It's why we eloped instead of having a big wedding, why we've chosen non-flashy career paths, and why we still get super nervous and awkward when we're asked to do TV interviews like this one.

But we've learned that when you put your heart and soul into something, like we have with our farm, the passion just naturally wants to find a way out into the world. The Brighton Market is that release for us, this newsletter and our social media are releases, too. And you know what else serves as that outlet?  Our Farm Tours. 

We've hosted a lot of farm tours over the years. Each tour comes with a greater sense of purpose and connection between our farm and the community. And there are always a few surprises, too. Like that one time last summer when we hosted a big customer tour and our boar started mating with one of our sows in front of EVERYONE. It was both awkward and hilarious... 

Anyways, all of this leads to this:  We've never hosted a winter farm tour before, but we would really love to give it a try when we're not in the midst of a polar vortex. For those of you who are willing to get bundled up to see our organic farm during the wintertime, we're ready for ya next weekend.

The weather looks a little more mild next weekend, so we've set the date for February 9th at 10am.  We'll have several herds of pigs to meet, new baby piglets and laying hens to see and 2 very passionate farmers to get to know a little better. 
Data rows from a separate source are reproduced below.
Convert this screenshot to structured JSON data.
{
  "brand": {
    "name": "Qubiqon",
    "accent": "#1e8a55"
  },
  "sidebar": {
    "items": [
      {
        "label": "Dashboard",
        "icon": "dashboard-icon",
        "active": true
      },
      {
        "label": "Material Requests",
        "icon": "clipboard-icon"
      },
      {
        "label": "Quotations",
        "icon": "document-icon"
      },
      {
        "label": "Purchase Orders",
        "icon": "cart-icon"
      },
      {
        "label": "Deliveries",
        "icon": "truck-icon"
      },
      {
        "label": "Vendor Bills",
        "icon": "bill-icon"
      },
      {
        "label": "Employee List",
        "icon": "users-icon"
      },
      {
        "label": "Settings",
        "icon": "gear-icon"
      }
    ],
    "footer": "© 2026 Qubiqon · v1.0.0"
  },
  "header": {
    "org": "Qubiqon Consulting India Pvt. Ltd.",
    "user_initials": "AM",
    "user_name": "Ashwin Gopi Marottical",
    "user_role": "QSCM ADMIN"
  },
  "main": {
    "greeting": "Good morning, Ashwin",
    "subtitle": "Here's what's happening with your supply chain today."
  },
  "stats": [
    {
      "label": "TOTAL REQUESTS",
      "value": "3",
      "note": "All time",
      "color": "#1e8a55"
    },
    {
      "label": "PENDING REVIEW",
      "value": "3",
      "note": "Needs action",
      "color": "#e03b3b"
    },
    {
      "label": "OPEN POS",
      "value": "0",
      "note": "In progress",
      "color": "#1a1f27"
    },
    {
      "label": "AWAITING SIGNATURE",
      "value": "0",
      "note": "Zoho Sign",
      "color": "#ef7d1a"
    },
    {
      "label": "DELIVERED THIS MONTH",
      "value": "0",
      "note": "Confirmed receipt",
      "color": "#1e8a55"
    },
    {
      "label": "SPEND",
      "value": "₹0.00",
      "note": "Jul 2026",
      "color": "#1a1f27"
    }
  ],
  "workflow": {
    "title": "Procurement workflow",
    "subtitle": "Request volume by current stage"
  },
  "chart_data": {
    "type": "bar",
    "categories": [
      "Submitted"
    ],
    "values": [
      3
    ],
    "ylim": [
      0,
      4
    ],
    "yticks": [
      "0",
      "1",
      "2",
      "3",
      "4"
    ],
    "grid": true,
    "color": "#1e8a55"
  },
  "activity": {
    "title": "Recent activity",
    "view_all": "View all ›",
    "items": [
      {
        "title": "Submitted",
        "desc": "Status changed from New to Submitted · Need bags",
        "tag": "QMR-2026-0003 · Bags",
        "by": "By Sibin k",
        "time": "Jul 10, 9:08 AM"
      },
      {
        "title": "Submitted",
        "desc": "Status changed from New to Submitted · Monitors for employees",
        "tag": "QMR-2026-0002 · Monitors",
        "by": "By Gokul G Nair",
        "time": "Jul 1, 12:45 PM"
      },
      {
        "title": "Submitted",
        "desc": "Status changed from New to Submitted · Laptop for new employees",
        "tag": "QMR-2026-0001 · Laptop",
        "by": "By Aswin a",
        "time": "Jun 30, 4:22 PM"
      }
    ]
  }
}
What do you think? Do you want to join us?  If you're up for it, reply to this email with a YES and if you'd like, share a passion with us so we can get to know you a little better.  We will be sure to send you all the details for the tour and keep you in the loop as our plans unfold. 

Your Farmers, 
Jenney and Greg